The data:
******************************
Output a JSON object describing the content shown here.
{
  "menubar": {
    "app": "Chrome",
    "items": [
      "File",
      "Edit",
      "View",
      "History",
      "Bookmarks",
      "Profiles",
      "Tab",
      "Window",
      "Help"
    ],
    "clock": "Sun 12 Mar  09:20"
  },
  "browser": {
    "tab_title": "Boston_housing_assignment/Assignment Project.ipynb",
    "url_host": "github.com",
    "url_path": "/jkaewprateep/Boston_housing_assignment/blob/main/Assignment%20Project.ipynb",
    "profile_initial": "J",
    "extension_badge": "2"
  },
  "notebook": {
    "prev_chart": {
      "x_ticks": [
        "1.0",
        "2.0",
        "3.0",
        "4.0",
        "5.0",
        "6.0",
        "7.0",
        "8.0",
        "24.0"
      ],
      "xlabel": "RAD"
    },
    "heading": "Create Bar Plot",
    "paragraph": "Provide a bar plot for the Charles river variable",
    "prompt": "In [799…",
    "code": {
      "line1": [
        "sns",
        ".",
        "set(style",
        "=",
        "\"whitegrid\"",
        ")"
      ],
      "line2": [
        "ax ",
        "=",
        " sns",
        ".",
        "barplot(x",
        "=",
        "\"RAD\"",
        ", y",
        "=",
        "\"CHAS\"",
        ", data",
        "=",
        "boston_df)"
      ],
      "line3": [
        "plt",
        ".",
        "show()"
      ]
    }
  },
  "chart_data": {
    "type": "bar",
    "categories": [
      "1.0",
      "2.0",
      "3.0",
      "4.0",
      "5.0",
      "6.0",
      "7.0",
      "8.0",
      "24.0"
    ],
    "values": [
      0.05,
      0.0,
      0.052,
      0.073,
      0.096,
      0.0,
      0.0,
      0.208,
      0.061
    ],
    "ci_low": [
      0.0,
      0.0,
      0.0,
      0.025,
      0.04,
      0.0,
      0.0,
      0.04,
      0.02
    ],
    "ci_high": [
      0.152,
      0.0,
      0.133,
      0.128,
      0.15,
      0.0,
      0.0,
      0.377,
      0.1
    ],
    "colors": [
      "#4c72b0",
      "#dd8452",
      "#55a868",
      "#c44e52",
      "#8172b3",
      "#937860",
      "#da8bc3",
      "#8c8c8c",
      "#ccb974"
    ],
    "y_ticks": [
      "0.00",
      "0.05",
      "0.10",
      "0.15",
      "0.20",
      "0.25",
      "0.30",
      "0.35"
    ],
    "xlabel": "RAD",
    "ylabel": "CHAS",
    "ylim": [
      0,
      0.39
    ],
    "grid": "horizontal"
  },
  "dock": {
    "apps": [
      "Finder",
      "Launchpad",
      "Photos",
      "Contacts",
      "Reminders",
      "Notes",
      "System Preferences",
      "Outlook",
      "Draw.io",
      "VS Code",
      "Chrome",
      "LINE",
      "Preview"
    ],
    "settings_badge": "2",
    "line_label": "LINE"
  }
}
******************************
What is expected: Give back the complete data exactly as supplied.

Written response:
Output a JSON object describing the content shown here.
{
  "menubar": {
    "app": "Chrome",
    "items": [
      "File",
      "Edit",
      "View",
      "History",
      "Bookmarks",
      "Profiles",
      "Tab",
      "Window",
      "Help"
    ],
    "clock": "Sun 12 Mar  09:20"
  },
  "browser": {
    "tab_title": "Boston_housing_assignment/Assignment Project.ipynb",
    "url_host": "github.com",
    "url_path": "/jkaewprateep/Boston_housing_assignment/blob/main/Assignment%20Project.ipynb",
    "profile_initial": "J",
    "extension_badge": "2"
  },
  "notebook": {
    "prev_chart": {
      "x_ticks": [
        "1.0",
        "2.0",
        "3.0",
        "4.0",
        "5.0",
        "6.0",
        "7.0",
        "8.0",
        "24.0"
      ],
      "xlabel": "RAD"
    },
    "heading": "Create Bar Plot",
    "paragraph": "Provide a bar plot for the Charles river variable",
    "prompt": "In [799…",
    "code": {
      "line1": [
        "sns",
        ".",
        "set(style",
        "=",
        "\"whitegrid\"",
        ")"
      ],
      "line2": [
        "ax ",
        "=",
        " sns",
        ".",
        "barplot(x",
        "=",
        "\"RAD\"",
        ", y",
        "=",
        "\"CHAS\"",
        ", data",
        "=",
        "boston_df)"
      ],
      "line3": [
        "plt",
        ".",
        "show()"
      ]
    }
  },
  "chart_data": {
    "type": "bar",
    "categories": [
      "1.0",
      "2.0",
      "3.0",
      "4.0",
      "5.0",
      "6.0",
      "7.0",
      "8.0",
      "24.0"
    ],
    "values": [
      0.05,
      0.0,
      0.052,
      0.073,
      0.096,
      0.0,
      0.0,
      0.208,
      0.061
    ],
    "ci_low": [
      0.0,
      0.0,
      0.0,
      0.025,
      0.04,
      0.0,
      0.0,
      0.04,
      0.02
    ],
    "ci_high": [
      0.152,
      0.0,
      0.133,
      0.128,
      0.15,
      0.0,
      0.0,
      0.377,
      0.1
    ],
    "colors": [
      "#4c72b0",
      "#dd8452",
      "#55a868",
      "#c44e52",
      "#8172b3",
      "#937860",
      "#da8bc3",
      "#8c8c8c",
      "#ccb974"
    ],
    "y_ticks": [
      "0.00",
      "0.05",
      "0.10",
      "0.15",
      "0.20",
      "0.25",
      "0.30",
      "0.35"
    ],
    "xlabel": "RAD",
    "ylabel": "CHAS",
    "ylim": [
      0,
      0.39
    ],
    "grid": "horizontal"
  },
  "dock": {
    "apps": [
      "Finder",
      "Launchpad",
      "Photos",
      "Contacts",
      "Reminders",
      "Notes",
      "System Preferences",
      "Outlook",
      "Draw.io",
      "VS Code",
      "Chrome",
      "LINE",
      "Preview"
    ],
    "settings_badge": "2",
    "line_label": "LINE"
  }
}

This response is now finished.